--- DATA RECORDS ---
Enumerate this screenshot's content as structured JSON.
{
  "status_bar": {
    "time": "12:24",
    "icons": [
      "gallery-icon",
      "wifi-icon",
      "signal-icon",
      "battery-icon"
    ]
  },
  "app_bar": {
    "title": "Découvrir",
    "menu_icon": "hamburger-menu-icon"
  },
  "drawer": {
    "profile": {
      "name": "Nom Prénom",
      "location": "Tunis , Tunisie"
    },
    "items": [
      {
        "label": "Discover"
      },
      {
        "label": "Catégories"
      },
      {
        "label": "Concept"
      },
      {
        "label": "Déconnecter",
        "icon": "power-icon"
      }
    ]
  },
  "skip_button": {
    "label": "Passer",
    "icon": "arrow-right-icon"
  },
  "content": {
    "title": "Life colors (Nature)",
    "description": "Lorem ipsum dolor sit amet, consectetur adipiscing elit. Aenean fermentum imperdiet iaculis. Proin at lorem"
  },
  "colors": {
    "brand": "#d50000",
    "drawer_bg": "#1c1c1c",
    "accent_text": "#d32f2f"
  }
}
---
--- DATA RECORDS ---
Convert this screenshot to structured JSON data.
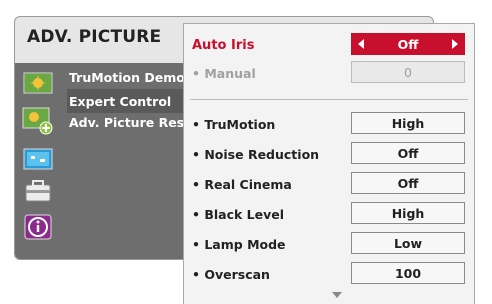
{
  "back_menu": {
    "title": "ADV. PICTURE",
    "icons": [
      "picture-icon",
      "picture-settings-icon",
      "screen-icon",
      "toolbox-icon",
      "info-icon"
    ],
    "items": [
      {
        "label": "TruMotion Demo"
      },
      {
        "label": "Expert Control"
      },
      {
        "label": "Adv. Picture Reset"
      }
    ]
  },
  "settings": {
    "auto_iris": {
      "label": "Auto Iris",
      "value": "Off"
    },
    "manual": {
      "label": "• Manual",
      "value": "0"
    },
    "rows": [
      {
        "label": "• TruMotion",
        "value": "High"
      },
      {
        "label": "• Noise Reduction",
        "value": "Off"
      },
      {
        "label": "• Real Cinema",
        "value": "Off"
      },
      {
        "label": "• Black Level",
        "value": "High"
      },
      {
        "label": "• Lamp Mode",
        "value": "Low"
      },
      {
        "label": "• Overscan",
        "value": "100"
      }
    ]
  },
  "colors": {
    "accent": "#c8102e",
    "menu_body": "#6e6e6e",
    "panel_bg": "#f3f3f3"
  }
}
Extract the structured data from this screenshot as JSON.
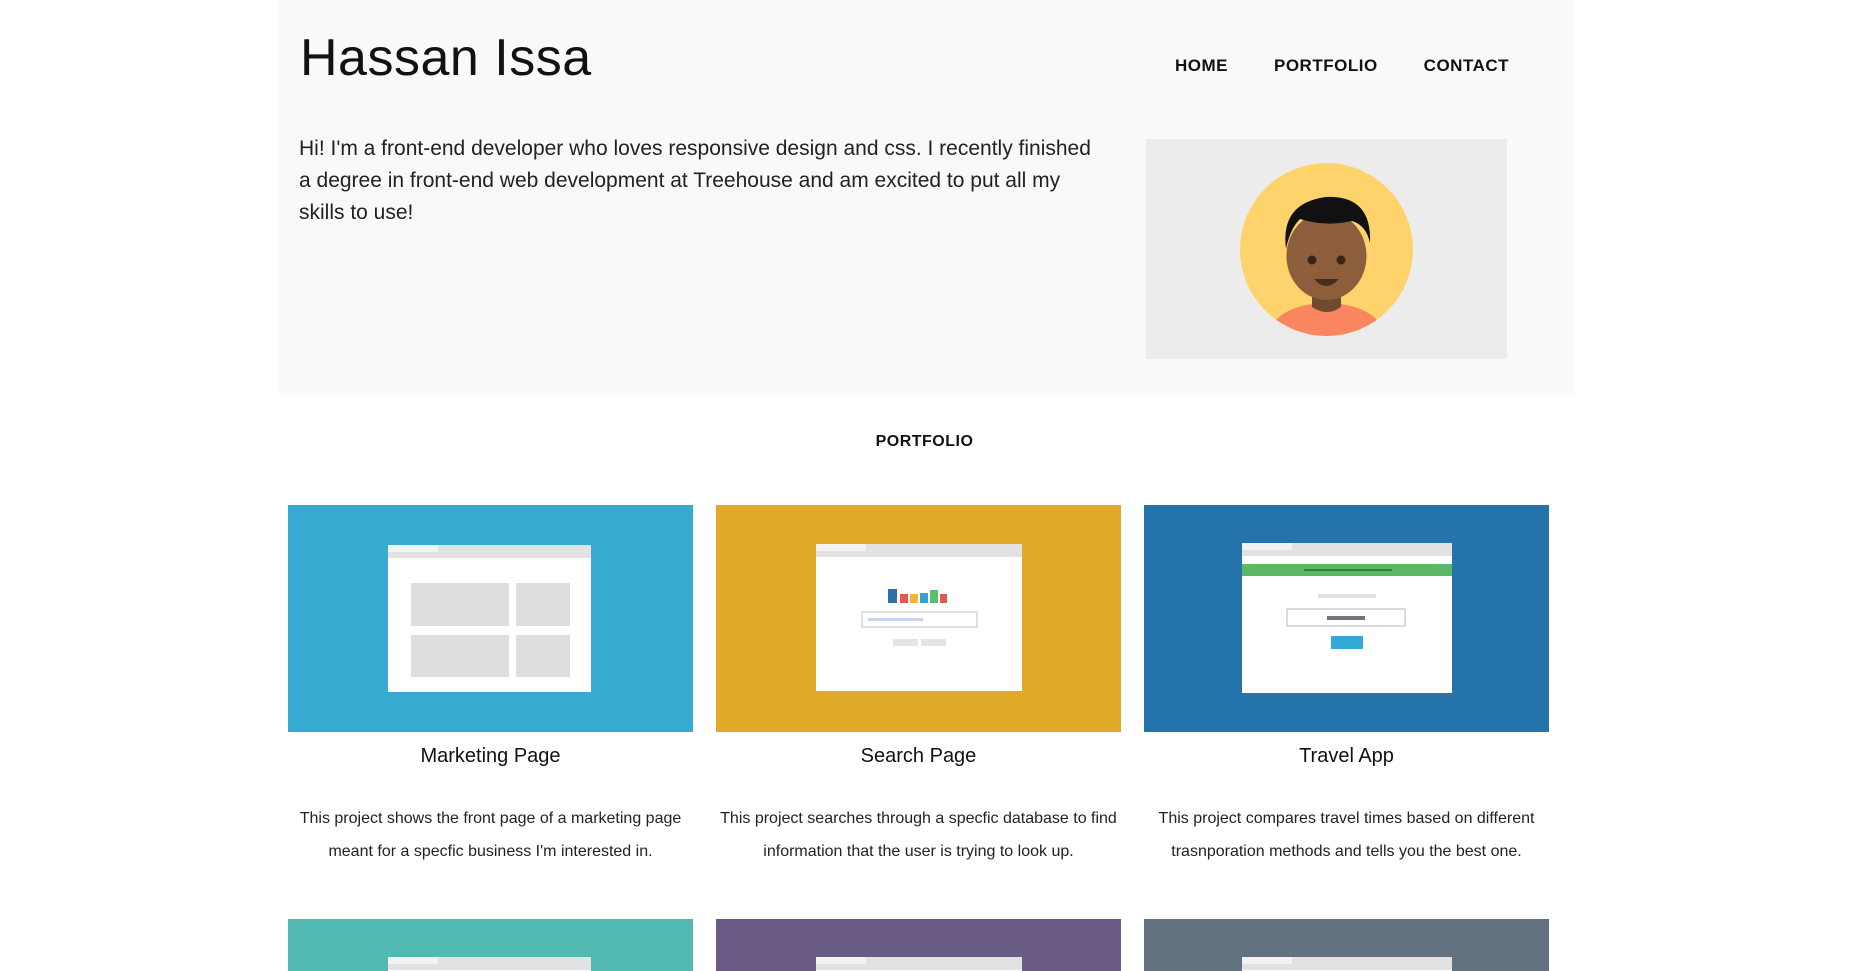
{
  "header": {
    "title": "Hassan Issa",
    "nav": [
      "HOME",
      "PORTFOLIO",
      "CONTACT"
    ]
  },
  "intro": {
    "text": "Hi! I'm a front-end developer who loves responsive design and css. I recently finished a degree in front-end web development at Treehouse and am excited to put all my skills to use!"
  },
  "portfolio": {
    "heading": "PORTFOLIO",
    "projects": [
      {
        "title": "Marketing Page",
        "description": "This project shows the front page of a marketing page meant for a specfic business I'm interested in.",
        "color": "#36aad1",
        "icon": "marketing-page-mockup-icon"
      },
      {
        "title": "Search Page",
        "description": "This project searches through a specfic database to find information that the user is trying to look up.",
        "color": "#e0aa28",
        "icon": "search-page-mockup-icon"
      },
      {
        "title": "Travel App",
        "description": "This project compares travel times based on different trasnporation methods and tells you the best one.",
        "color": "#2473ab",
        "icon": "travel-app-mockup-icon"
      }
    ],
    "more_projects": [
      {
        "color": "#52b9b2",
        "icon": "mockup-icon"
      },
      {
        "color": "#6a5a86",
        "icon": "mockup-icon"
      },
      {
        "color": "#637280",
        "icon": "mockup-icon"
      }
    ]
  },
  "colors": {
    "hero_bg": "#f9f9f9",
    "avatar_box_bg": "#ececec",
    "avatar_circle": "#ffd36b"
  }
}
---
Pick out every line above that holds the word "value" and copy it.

      "value": "Off"
      "value": "0"
        "value": "High"
        "value": "Off"
        "value": "Off"
        "value": "High"
        "value": "Low"
        "value": "100"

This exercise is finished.